In recent years, feminism has spread out to include – and consequently address – issues concerning reproductive rights, domestic violence, gay marriage, as well as other issues involving the role of women in the workplace. Feminism also has advantages to men. In making women and men on an equal playing field in the social, political, and economic realms, it seeks to also consequently reform stereotypical male roles. In the realm of gender and sexual equality, Planned Parenthood has begun to encapsulate a plethora of media pertaining to gender roles and stereotypes, remarking that “Clearly, society’s categories for what is masculine and feminine are unrealistic. They may not capture how we truly feel, how we behave, or how we define ourselves. All men have some so-called feminine traits, and all women have some so-called masculine traits. And we may show different traits at different times. Our cultures teach women and men to be the opposite of each other in many ways. The truth is that we are more alike than different.” Objectively, Planned Parenthood is more than just about providing relatively comprehensive measures regarding reproductive rights.

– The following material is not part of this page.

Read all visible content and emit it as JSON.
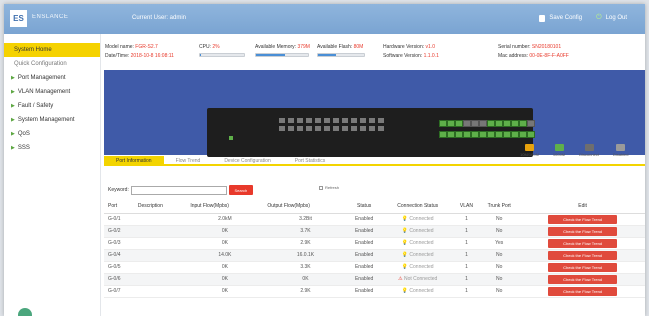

In regards to objectification, the frequency of “cat-calling” and sexual harassment is very high throughout the world. All too often, women are criticized for revealing “too much cleavage” and “dressing provocatively.” Feminism, overall, seeks to reform this issue through gender empowerment, giving the women the confidence to feel comfortable in their own skin. According to the non-profit organization Stop Street Harassment, “Gallup data from surveys in 143 countries in 2011 show that in those countries, including Italy, France, Australia, and the U.S., men are considerably more likely than women to say they feel safe walking alone at night in their communities. The results of the Gallup’s annual Crime Survey, conducted in 2014, found that 37 percent, of U.S. adults say they would not feel safe walking alone near their home at night. By (sex), 45 percent, of women said they do not feel safe walking alone at night, compared with 27 percent of men.” Such forms of objectification include whistling, honking a horn at someone perceived to be dressed “sexually suggestive,” staring at certain parts of the body for prolonged periods of time, making sexually suggestive remarks towards someone, physically touching someone, and even stalking someone back to their apartment or other place of residence.

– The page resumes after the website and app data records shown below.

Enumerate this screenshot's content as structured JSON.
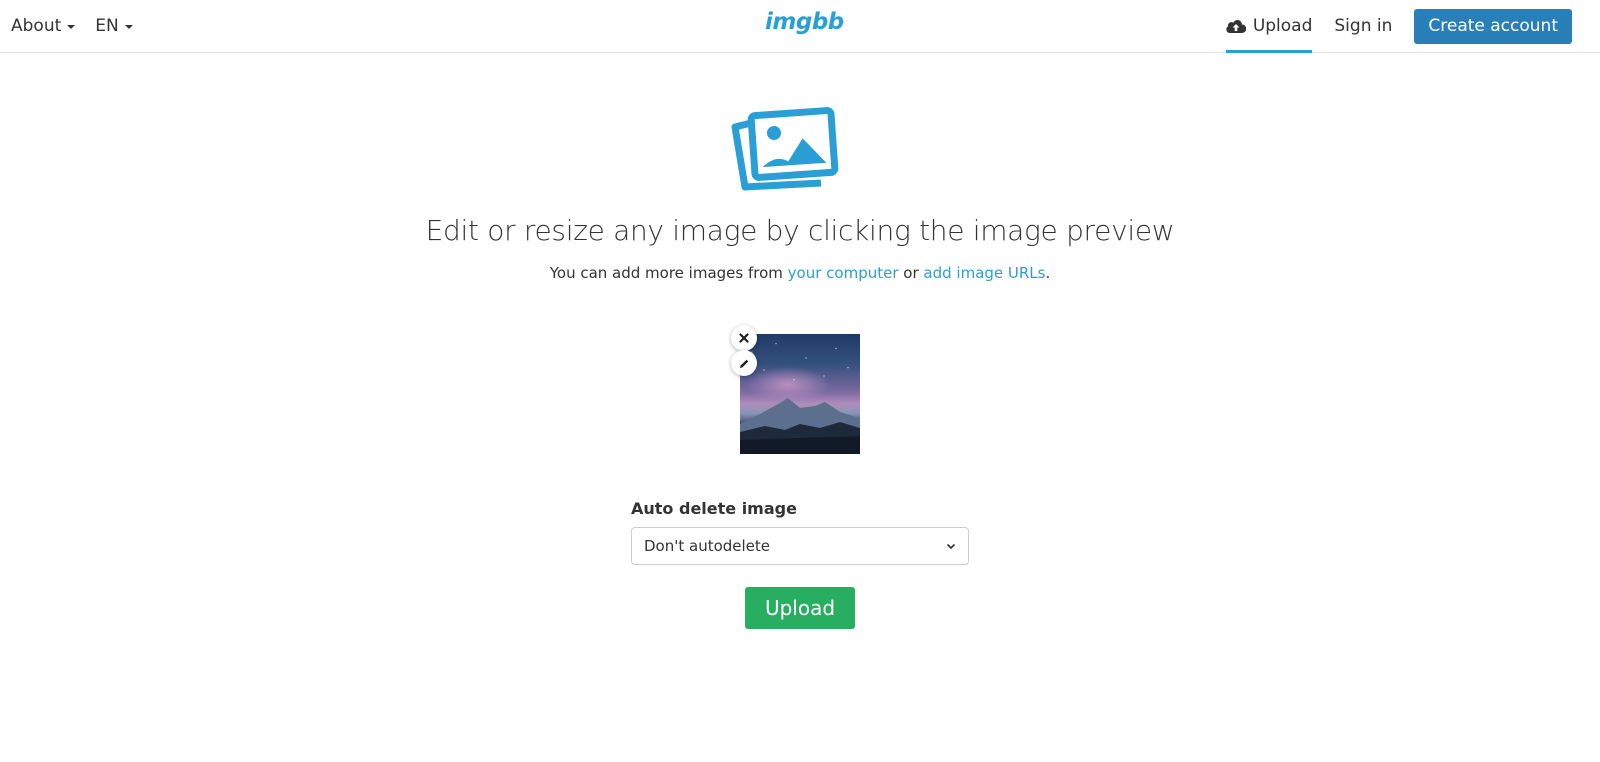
{
  "header": {
    "about_label": "About",
    "language_label": "EN",
    "logo_text": "imgbb",
    "upload_label": "Upload",
    "signin_label": "Sign in",
    "create_account_label": "Create account"
  },
  "main": {
    "headline": "Edit or resize any image by clicking the image preview",
    "subline_prefix": "You can add more images from ",
    "link_computer": "your computer",
    "subline_or": " or ",
    "link_urls": "add image URLs",
    "subline_suffix": "."
  },
  "form": {
    "auto_delete_label": "Auto delete image",
    "auto_delete_value": "Don't autodelete",
    "upload_button": "Upload"
  },
  "colors": {
    "accent": "#2a9fd6",
    "create_account_bg": "#2980b9",
    "upload_button_bg": "#27ae60"
  }
}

So the next time you look at the term feminism, I hope you know what it really means. It is not a label put on a person by someone: it’s a self-identifiable label. There are multiple groups of feminists, each with different notions about the world and how the world would be made better with the equality of genders. Better yet, in the terms of the website of the Eastern Kentucky University’s Faculty of Women and Gender Studies, “Anytime stereotyping, objectification, infringements of human rights, or gender- or sexuality-based oppression occurs, it’s a feminist issue.” Basically, if you believe for equality amongst the sexes and genders, you’re likely a feminist. And no, humanism does not refer to the same thing feminism does: the term “humanism” refers to “an outlook or system of thought attaching prime importance to human rather than divine or supernatural matters,” per the definition of the Merriam-Webster dictionary. No, Leonardo da Vinci and Simone de Beauvoir did not campaign nor believe in the same things.

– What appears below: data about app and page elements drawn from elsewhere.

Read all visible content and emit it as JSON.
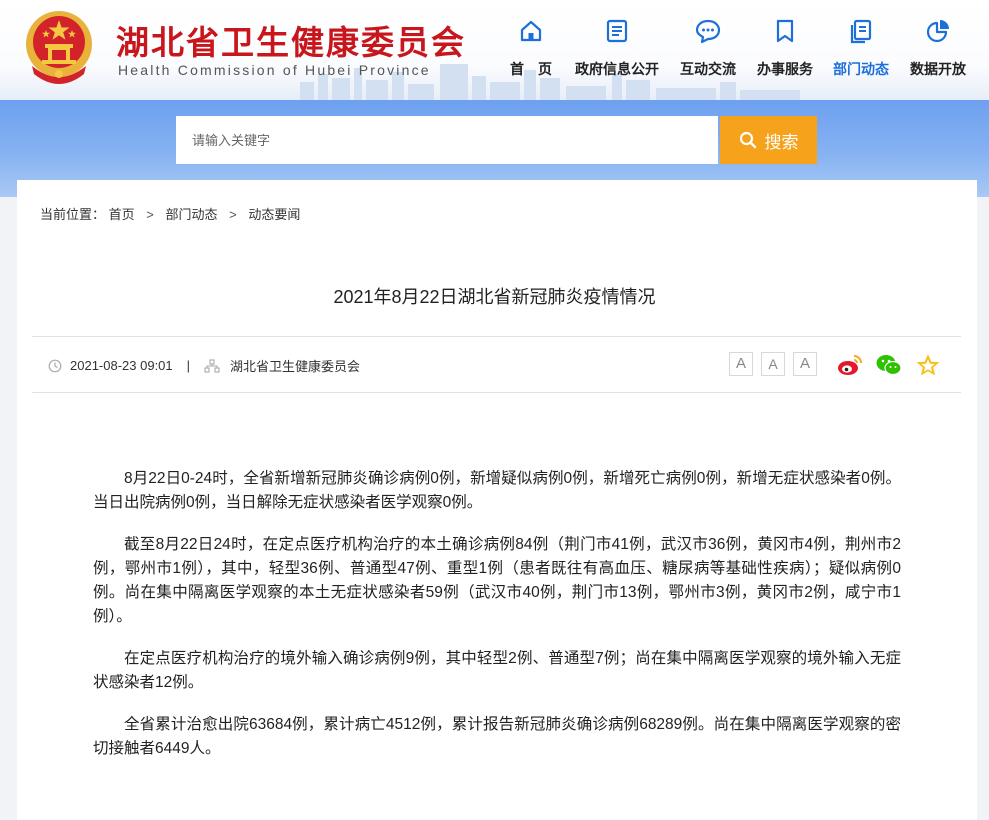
{
  "header": {
    "title": "湖北省卫生健康委员会",
    "subtitle": "Health Commission of Hubei Province"
  },
  "nav": {
    "items": [
      {
        "label": "首　页",
        "icon": "home-icon"
      },
      {
        "label": "政府信息公开",
        "icon": "document-list-icon"
      },
      {
        "label": "互动交流",
        "icon": "chat-bubble-icon"
      },
      {
        "label": "办事服务",
        "icon": "bookmark-icon"
      },
      {
        "label": "部门动态",
        "icon": "news-copy-icon",
        "active": true
      },
      {
        "label": "数据开放",
        "icon": "pie-chart-icon"
      }
    ],
    "active_color": "#1e6fd9"
  },
  "search": {
    "placeholder": "请输入关键字",
    "button_label": "搜索",
    "button_color": "#f7a21b"
  },
  "breadcrumb": {
    "prefix": "当前位置：",
    "items": [
      "首页",
      "部门动态",
      "动态要闻"
    ],
    "separator": ">"
  },
  "article": {
    "title": "2021年8月22日湖北省新冠肺炎疫情情况",
    "datetime": "2021-08-23 09:01",
    "divider": "|",
    "source": "湖北省卫生健康委员会",
    "font_sizes": [
      "A",
      "A",
      "A"
    ],
    "share": [
      "weibo-icon",
      "wechat-icon",
      "favorite-star-icon"
    ],
    "paragraphs": [
      "8月22日0-24时，全省新增新冠肺炎确诊病例0例，新增疑似病例0例，新增死亡病例0例，新增无症状感染者0例。当日出院病例0例，当日解除无症状感染者医学观察0例。",
      "截至8月22日24时，在定点医疗机构治疗的本土确诊病例84例（荆门市41例，武汉市36例，黄冈市4例，荆州市2例，鄂州市1例），其中，轻型36例、普通型47例、重型1例（患者既往有高血压、糖尿病等基础性疾病）；疑似病例0例。尚在集中隔离医学观察的本土无症状感染者59例（武汉市40例，荆门市13例，鄂州市3例，黄冈市2例，咸宁市1例）。",
      "在定点医疗机构治疗的境外输入确诊病例9例，其中轻型2例、普通型7例；尚在集中隔离医学观察的境外输入无症状感染者12例。",
      "全省累计治愈出院63684例，累计病亡4512例，累计报告新冠肺炎确诊病例68289例。尚在集中隔离医学观察的密切接触者6449人。"
    ]
  },
  "colors": {
    "brand_red": "#c8161d",
    "search_band": "#7aa9f0",
    "page_background": "#f1f3f6"
  }
}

Feminism might sound intimidating, but then again, inequality does too.


Leave a comment

Fill in your details below or click an icon to log in:

WordPress.com Logo

You are commenting using your WordPress.com account. Log Out /  Change )

Google+ photo

You are commenting using your Google+ account. Log Out /  Change )

Twitter picture

You are commenting using your Twitter account. Log Out /  Change )

Facebook photo

You are commenting using your Facebook account. Log Out /  Change )


Connecting to %s

© 2018 The Griffin. All rights reserved.
%d bloggers like this: